◆ Your objective
An exact copy of the listing below is required, minus its pictures.
'''
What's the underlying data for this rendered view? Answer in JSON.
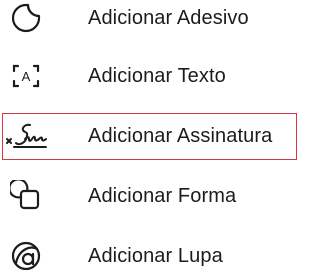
{
  "menu": {
    "items": [
      {
        "id": "sticker",
        "label": "Adicionar Adesivo",
        "icon": "sticker-icon"
      },
      {
        "id": "text",
        "label": "Adicionar Texto",
        "icon": "text-box-icon",
        "icon_glyph": "A"
      },
      {
        "id": "signature",
        "label": "Adicionar Assinatura",
        "icon": "signature-icon",
        "highlighted": true
      },
      {
        "id": "shape",
        "label": "Adicionar Forma",
        "icon": "shapes-icon"
      },
      {
        "id": "magnifier",
        "label": "Adicionar Lupa",
        "icon": "magnifier-icon"
      }
    ]
  },
  "colors": {
    "text": "#1c1c1e",
    "highlight_border": "#d43a43",
    "background": "#ffffff"
  }
}
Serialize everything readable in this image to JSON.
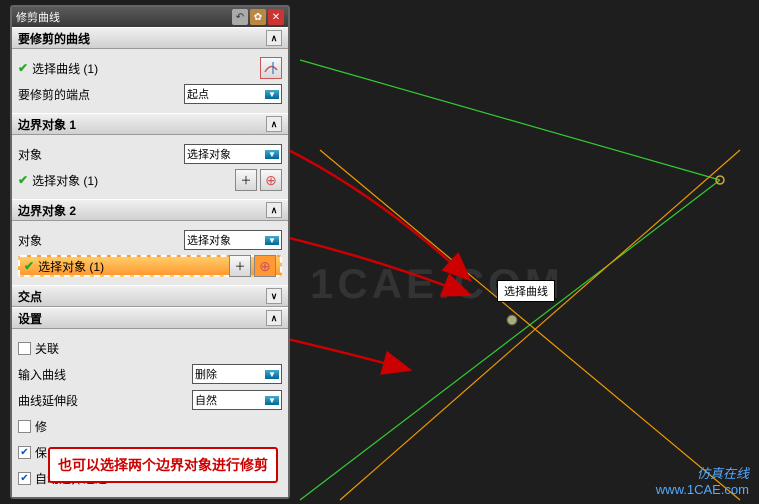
{
  "window": {
    "title": "修剪曲线"
  },
  "sections": {
    "curveToTrim": {
      "title": "要修剪的曲线",
      "selectCurve": "选择曲线 (1)",
      "endpointLabel": "要修剪的端点",
      "endpointValue": "起点"
    },
    "boundary1": {
      "title": "边界对象 1",
      "objectLabel": "对象",
      "objectValue": "选择对象",
      "selectObject": "选择对象 (1)"
    },
    "boundary2": {
      "title": "边界对象 2",
      "objectLabel": "对象",
      "objectValue": "选择对象",
      "selectObject": "选择对象 (1)"
    },
    "intersection": {
      "title": "交点"
    },
    "settings": {
      "title": "设置",
      "assoc": "关联",
      "inputCurveLabel": "输入曲线",
      "inputCurveValue": "删除",
      "extendLabel": "曲线延伸段",
      "extendValue": "自然",
      "repair": "修",
      "keep": "保",
      "autoSelect": "自动选择递进"
    }
  },
  "tooltip": "选择曲线",
  "callout": "也可以选择两个边界对象进行修剪",
  "watermark": {
    "brand": "仿真在线",
    "url": "www.1CAE.com"
  },
  "bgmark": "1CAE.COM"
}
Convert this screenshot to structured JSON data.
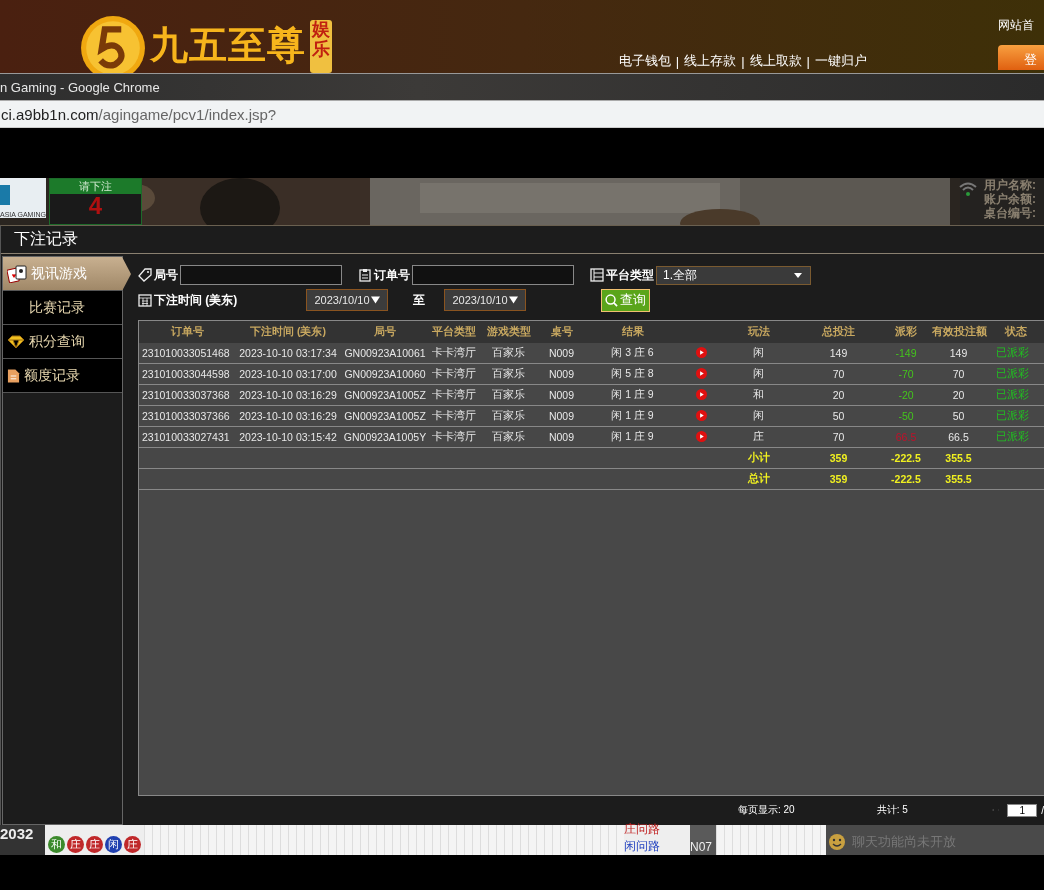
{
  "site_header": {
    "brand": "九五至尊",
    "brand_badge": "娱乐",
    "nav_links": [
      "电子钱包",
      "线上存款",
      "线上取款",
      "一键归户"
    ],
    "nav_separator": "|",
    "top_link": "网站首",
    "logout_button": "登"
  },
  "browser": {
    "title": "n Gaming - Google Chrome",
    "url_host": "ci.a9bb1n.com",
    "url_path": "/agingame/pcv1/index.jsp?"
  },
  "game_strip": {
    "provider": "ASIA GAMING",
    "bet_prompt": "请下注",
    "countdown": "4",
    "info_labels": [
      "用户名称:",
      "账户余额:",
      "桌台编号:"
    ]
  },
  "dialog": {
    "title": "下注记录",
    "menu": [
      {
        "label": "视讯游戏",
        "kind": "cards",
        "selected": true
      },
      {
        "label": "比赛记录",
        "kind": "plain",
        "selected": false
      },
      {
        "label": "积分查询",
        "kind": "diamond",
        "selected": false
      },
      {
        "label": "额度记录",
        "kind": "document",
        "selected": false
      }
    ],
    "filters": {
      "round_label": "局号",
      "order_label": "订单号",
      "platform_label": "平台类型",
      "platform_value": "1.全部",
      "time_label": "下注时间 (美东)",
      "date_from": "2023/10/10",
      "to_label": "至",
      "date_to": "2023/10/10",
      "query_button": "查询"
    },
    "table": {
      "columns": [
        {
          "label": "订单号"
        },
        {
          "label": "下注时间 (美东)"
        },
        {
          "label": "局号"
        },
        {
          "label": "平台类型"
        },
        {
          "label": "游戏类型"
        },
        {
          "label": "桌号"
        },
        {
          "label": "结果"
        },
        {
          "kind": "replay"
        },
        {
          "label": "玩法"
        },
        {
          "label": "总投注"
        },
        {
          "label": "派彩"
        },
        {
          "label": "有效投注额"
        },
        {
          "label": "状态"
        }
      ],
      "rows": [
        {
          "order": "231010033051468",
          "time": "2023-10-10 03:17:34",
          "round": "GN00923A10061",
          "platform": "卡卡湾厅",
          "game": "百家乐",
          "table": "N009",
          "result": "闲 3 庄 6",
          "play": "闲",
          "bet": "149",
          "payout": "-149",
          "color": "#44c41c",
          "valid": "149",
          "status": "已派彩"
        },
        {
          "order": "231010033044598",
          "time": "2023-10-10 03:17:00",
          "round": "GN00923A10060",
          "platform": "卡卡湾厅",
          "game": "百家乐",
          "table": "N009",
          "result": "闲 5 庄 8",
          "play": "闲",
          "bet": "70",
          "payout": "-70",
          "color": "#44c41c",
          "valid": "70",
          "status": "已派彩"
        },
        {
          "order": "231010033037368",
          "time": "2023-10-10 03:16:29",
          "round": "GN00923A1005Z",
          "platform": "卡卡湾厅",
          "game": "百家乐",
          "table": "N009",
          "result": "闲 1 庄 9",
          "play": "和",
          "bet": "20",
          "payout": "-20",
          "color": "#44c41c",
          "valid": "20",
          "status": "已派彩"
        },
        {
          "order": "231010033037366",
          "time": "2023-10-10 03:16:29",
          "round": "GN00923A1005Z",
          "platform": "卡卡湾厅",
          "game": "百家乐",
          "table": "N009",
          "result": "闲 1 庄 9",
          "play": "闲",
          "bet": "50",
          "payout": "-50",
          "color": "#44c41c",
          "valid": "50",
          "status": "已派彩"
        },
        {
          "order": "231010033027431",
          "time": "2023-10-10 03:15:42",
          "round": "GN00923A1005Y",
          "platform": "卡卡湾厅",
          "game": "百家乐",
          "table": "N009",
          "result": "闲 1 庄 9",
          "play": "庄",
          "bet": "70",
          "payout": "66.5",
          "color": "#c0102a",
          "valid": "66.5",
          "status": "已派彩"
        }
      ],
      "summary": [
        {
          "label": "小计",
          "bet": "359",
          "payout": "-222.5",
          "valid": "355.5"
        },
        {
          "label": "总计",
          "bet": "359",
          "payout": "-222.5",
          "valid": "355.5"
        }
      ]
    },
    "footer": {
      "page_size": "每页显示: 20",
      "total": "共计: 5",
      "page": "1",
      "page_separator": "/"
    }
  },
  "bottom_strip": {
    "shoe_number": "2032",
    "beads": [
      {
        "label": "和",
        "color": "#3c8a2c"
      },
      {
        "label": "庄",
        "color": "#c0282a"
      },
      {
        "label": "庄",
        "color": "#c0282a"
      },
      {
        "label": "闲",
        "color": "#2040b0"
      },
      {
        "label": "庄",
        "color": "#c0282a"
      }
    ],
    "ask_banker": "庄问路",
    "ask_player": "闲问路",
    "table_code": "N07",
    "chat_notice": "聊天功能尚未开放"
  }
}
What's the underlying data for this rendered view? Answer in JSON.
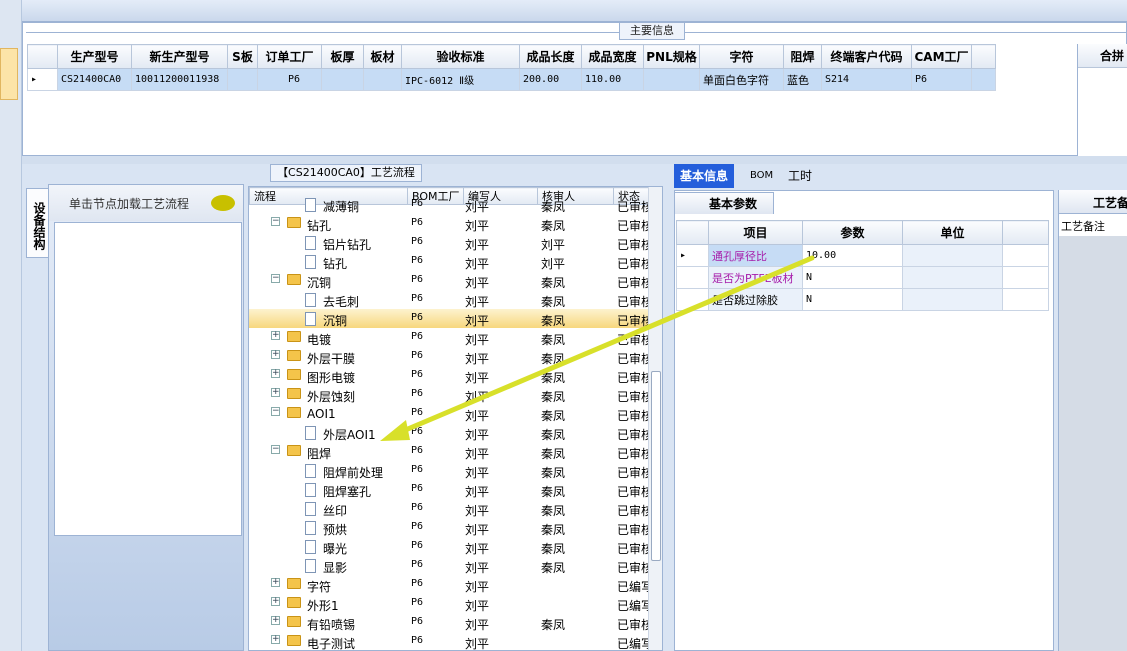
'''
◆ Response for this exercise
What's the underlying data for this rendered view? Answer in JSON.
{
  "menu": {
    "items": [
      {
        "id": "sticker",
        "label": "Adicionar Adesivo",
        "icon": "sticker-icon"
      },
      {
        "id": "text",
        "label": "Adicionar Texto",
        "icon": "text-box-icon",
        "icon_glyph": "A"
      },
      {
        "id": "signature",
        "label": "Adicionar Assinatura",
        "icon": "signature-icon",
        "highlighted": true
      },
      {
        "id": "shape",
        "label": "Adicionar Forma",
        "icon": "shapes-icon"
      },
      {
        "id": "magnifier",
        "label": "Adicionar Lupa",
        "icon": "magnifier-icon"
      }
    ]
  },
  "colors": {
    "text": "#1c1c1e",
    "highlight_border": "#d43a43",
    "background": "#ffffff"
  }
}
Serialize everything readable in this image to JSON.
{
  "window": {
    "title": "修剪曲线"
  },
  "sections": {
    "curveToTrim": {
      "title": "要修剪的曲线",
      "selectCurve": "选择曲线 (1)",
      "endpointLabel": "要修剪的端点",
      "endpointValue": "起点"
    },
    "boundary1": {
      "title": "边界对象 1",
      "objectLabel": "对象",
      "objectValue": "选择对象",
      "selectObject": "选择对象 (1)"
    },
    "boundary2": {
      "title": "边界对象 2",
      "objectLabel": "对象",
      "objectValue": "选择对象",
      "selectObject": "选择对象 (1)"
    },
    "intersection": {
      "title": "交点"
    },
    "settings": {
      "title": "设置",
      "assoc": "关联",
      "inputCurveLabel": "输入曲线",
      "inputCurveValue": "删除",
      "extendLabel": "曲线延伸段",
      "extendValue": "自然",
      "repair": "修",
      "keep": "保",
      "autoSelect": "自动选择递进"
    }
  },
  "tooltip": "选择曲线",
  "callout": "也可以选择两个边界对象进行修剪",
  "watermark": {
    "brand": "仿真在线",
    "url": "www.1CAE.com"
  },
  "bgmark": "1CAE.COM"
}
Convert this screenshot to structured JSON data.
{
  "site_header": {
    "brand": "九五至尊",
    "brand_badge": "娱乐",
    "nav_links": [
      "电子钱包",
      "线上存款",
      "线上取款",
      "一键归户"
    ],
    "nav_separator": "|",
    "top_link": "网站首",
    "logout_button": "登"
  },
  "browser": {
    "title": "n Gaming - Google Chrome",
    "url_host": "ci.a9bb1n.com",
    "url_path": "/agingame/pcv1/index.jsp?"
  },
  "game_strip": {
    "provider": "ASIA GAMING",
    "bet_prompt": "请下注",
    "countdown": "4",
    "info_labels": [
      "用户名称:",
      "账户余额:",
      "桌台编号:"
    ]
  },
  "dialog": {
    "title": "下注记录",
    "menu": [
      {
        "label": "视讯游戏",
        "kind": "cards",
        "selected": true
      },
      {
        "label": "比赛记录",
        "kind": "plain",
        "selected": false
      },
      {
        "label": "积分查询",
        "kind": "diamond",
        "selected": false
      },
      {
        "label": "额度记录",
        "kind": "document",
        "selected": false
      }
    ],
    "filters": {
      "round_label": "局号",
      "order_label": "订单号",
      "platform_label": "平台类型",
      "platform_value": "1.全部",
      "time_label": "下注时间 (美东)",
      "date_from": "2023/10/10",
      "to_label": "至",
      "date_to": "2023/10/10",
      "query_button": "查询"
    },
    "table": {
      "columns": [
        {
          "label": "订单号"
        },
        {
          "label": "下注时间 (美东)"
        },
        {
          "label": "局号"
        },
        {
          "label": "平台类型"
        },
        {
          "label": "游戏类型"
        },
        {
          "label": "桌号"
        },
        {
          "label": "结果"
        },
        {
          "kind": "replay"
        },
        {
          "label": "玩法"
        },
        {
          "label": "总投注"
        },
        {
          "label": "派彩"
        },
        {
          "label": "有效投注额"
        },
        {
          "label": "状态"
        }
      ],
      "rows": [
        {
          "order": "231010033051468",
          "time": "2023-10-10 03:17:34",
          "round": "GN00923A10061",
          "platform": "卡卡湾厅",
          "game": "百家乐",
          "table": "N009",
          "result": "闲 3 庄 6",
          "play": "闲",
          "bet": "149",
          "payout": "-149",
          "color": "#44c41c",
          "valid": "149",
          "status": "已派彩"
        },
        {
          "order": "231010033044598",
          "time": "2023-10-10 03:17:00",
          "round": "GN00923A10060",
          "platform": "卡卡湾厅",
          "game": "百家乐",
          "table": "N009",
          "result": "闲 5 庄 8",
          "play": "闲",
          "bet": "70",
          "payout": "-70",
          "color": "#44c41c",
          "valid": "70",
          "status": "已派彩"
        },
        {
          "order": "231010033037368",
          "time": "2023-10-10 03:16:29",
          "round": "GN00923A1005Z",
          "platform": "卡卡湾厅",
          "game": "百家乐",
          "table": "N009",
          "result": "闲 1 庄 9",
          "play": "和",
          "bet": "20",
          "payout": "-20",
          "color": "#44c41c",
          "valid": "20",
          "status": "已派彩"
        },
        {
          "order": "231010033037366",
          "time": "2023-10-10 03:16:29",
          "round": "GN00923A1005Z",
          "platform": "卡卡湾厅",
          "game": "百家乐",
          "table": "N009",
          "result": "闲 1 庄 9",
          "play": "闲",
          "bet": "50",
          "payout": "-50",
          "color": "#44c41c",
          "valid": "50",
          "status": "已派彩"
        },
        {
          "order": "231010033027431",
          "time": "2023-10-10 03:15:42",
          "round": "GN00923A1005Y",
          "platform": "卡卡湾厅",
          "game": "百家乐",
          "table": "N009",
          "result": "闲 1 庄 9",
          "play": "庄",
          "bet": "70",
          "payout": "66.5",
          "color": "#c0102a",
          "valid": "66.5",
          "status": "已派彩"
        }
      ],
      "summary": [
        {
          "label": "小计",
          "bet": "359",
          "payout": "-222.5",
          "valid": "355.5"
        },
        {
          "label": "总计",
          "bet": "359",
          "payout": "-222.5",
          "valid": "355.5"
        }
      ]
    },
    "footer": {
      "page_size": "每页显示: 20",
      "total": "共计: 5",
      "page": "1",
      "page_separator": "/"
    }
  },
  "bottom_strip": {
    "shoe_number": "2032",
    "beads": [
      {
        "label": "和",
        "color": "#3c8a2c"
      },
      {
        "label": "庄",
        "color": "#c0282a"
      },
      {
        "label": "庄",
        "color": "#c0282a"
      },
      {
        "label": "闲",
        "color": "#2040b0"
      },
      {
        "label": "庄",
        "color": "#c0282a"
      }
    ],
    "ask_banker": "庄问路",
    "ask_player": "闲问路",
    "table_code": "N07",
    "chat_notice": "聊天功能尚未开放"
  }
}
What's the underlying data for this rendered view? Answer in JSON.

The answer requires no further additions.